                              From Lexicon


Perhaps some poetry with your paranoia?

Wil Parke has been abducted for some important information that he possesses, though he has no idea what it is. He and his abductors are being pursued by a vast and powerful organization that also wants him and this knowledge. Along with the reader, Wil tries to make some sense of all this: What is this information that he supposedly possesses? Why can’t he remember it? Who are his abductors—and, by the way, are they the good guys or the bad guys?


Sixteen-year old Emily Ruff is a youth living by her exceptionally sharp wits on the streets of San Francisco. Smart, independent and gutsy, Emily is recruited to attend a school for exceptional kids, but a school like none other, where the students are trained to control other people’s minds through the skillful application of words. Those who oversee the school are called Poets, and they and the instructors have adopted names like Yeats, Brontë, and Eliot.

Emily is at first intrigued by this school and enjoys its benefits, and she excels at the curriculum; but being a natural rebel, she begins to chafe at the rules and limitations imposed on the students. Eventually, she is expelled…with some dangerous skills.

The narrative seesaws between these two seemingly unrelated stories, going down parallel tracks, until they suddenly converge.

Lexicon is being touted as a “cerebral thriller”, and it certainly has all the requisite thrills, chills and implausible situations of the thriller genre.

The dialogue is crisp and fast-moving:

“Persuade them to stop chasing us…Offer them something. Make a deal. Give them something they want.”

“But what they want is you.”

“Something else.”

This is one of those books whose reading induces paranoia and makes you regret ever having given out your social security number and mother’s maiden name. Or even having a social security number.

We’re talking mind control here, far more sophisticated than Orwell ever imagined in 1984, with its clunky totalitarian attempts at suppressing individual thoughts and desires. But then we have gone far beyond 1984 in so many ways.

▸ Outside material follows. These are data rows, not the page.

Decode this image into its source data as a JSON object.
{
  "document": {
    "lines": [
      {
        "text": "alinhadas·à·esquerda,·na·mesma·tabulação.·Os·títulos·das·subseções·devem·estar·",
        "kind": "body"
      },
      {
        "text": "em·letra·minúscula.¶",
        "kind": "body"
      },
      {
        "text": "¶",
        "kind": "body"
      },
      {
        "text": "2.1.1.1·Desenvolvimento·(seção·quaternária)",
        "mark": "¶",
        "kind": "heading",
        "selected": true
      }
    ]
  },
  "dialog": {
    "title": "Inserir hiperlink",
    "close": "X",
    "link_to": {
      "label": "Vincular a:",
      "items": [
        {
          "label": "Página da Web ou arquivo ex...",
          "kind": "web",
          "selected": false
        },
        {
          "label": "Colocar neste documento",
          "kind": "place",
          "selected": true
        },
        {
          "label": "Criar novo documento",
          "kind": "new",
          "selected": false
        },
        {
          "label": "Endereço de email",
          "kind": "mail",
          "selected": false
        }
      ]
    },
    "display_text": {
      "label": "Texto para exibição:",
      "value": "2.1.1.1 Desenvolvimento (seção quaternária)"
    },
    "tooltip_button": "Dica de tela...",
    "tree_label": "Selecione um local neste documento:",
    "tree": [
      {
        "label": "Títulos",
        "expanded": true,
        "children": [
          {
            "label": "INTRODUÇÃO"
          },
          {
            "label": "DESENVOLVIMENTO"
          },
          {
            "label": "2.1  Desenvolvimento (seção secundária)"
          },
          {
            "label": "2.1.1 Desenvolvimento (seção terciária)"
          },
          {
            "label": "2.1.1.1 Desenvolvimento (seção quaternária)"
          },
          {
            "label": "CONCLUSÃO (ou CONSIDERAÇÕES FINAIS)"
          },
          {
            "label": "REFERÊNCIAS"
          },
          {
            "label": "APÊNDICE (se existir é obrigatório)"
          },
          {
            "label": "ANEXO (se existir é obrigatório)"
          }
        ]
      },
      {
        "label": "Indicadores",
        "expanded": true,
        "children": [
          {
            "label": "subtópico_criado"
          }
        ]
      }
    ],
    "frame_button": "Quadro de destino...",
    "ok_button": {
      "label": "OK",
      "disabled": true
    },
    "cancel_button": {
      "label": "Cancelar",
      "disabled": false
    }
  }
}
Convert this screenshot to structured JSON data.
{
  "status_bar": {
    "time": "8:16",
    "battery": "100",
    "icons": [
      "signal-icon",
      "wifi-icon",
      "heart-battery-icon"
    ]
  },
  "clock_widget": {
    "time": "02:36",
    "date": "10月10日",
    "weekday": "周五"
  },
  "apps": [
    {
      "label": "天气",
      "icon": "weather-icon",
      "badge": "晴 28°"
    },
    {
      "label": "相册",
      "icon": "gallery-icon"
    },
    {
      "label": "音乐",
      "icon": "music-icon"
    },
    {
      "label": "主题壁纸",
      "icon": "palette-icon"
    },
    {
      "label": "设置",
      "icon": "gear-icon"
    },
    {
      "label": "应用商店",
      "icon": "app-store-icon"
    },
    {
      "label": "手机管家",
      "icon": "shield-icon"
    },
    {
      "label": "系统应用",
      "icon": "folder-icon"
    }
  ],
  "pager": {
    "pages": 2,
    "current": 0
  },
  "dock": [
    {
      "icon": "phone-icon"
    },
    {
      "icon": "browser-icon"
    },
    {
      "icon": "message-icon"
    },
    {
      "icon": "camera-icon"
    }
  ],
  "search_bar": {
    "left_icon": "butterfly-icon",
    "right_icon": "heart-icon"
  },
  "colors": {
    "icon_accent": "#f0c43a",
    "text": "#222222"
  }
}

The message we are left with is that words are powerful. Words are magical. Words can be dangerous. But then, we already knew that.


This review first appeared in The Columbia River Reader (August 15-September 14, 2013.) Reprinted with permission.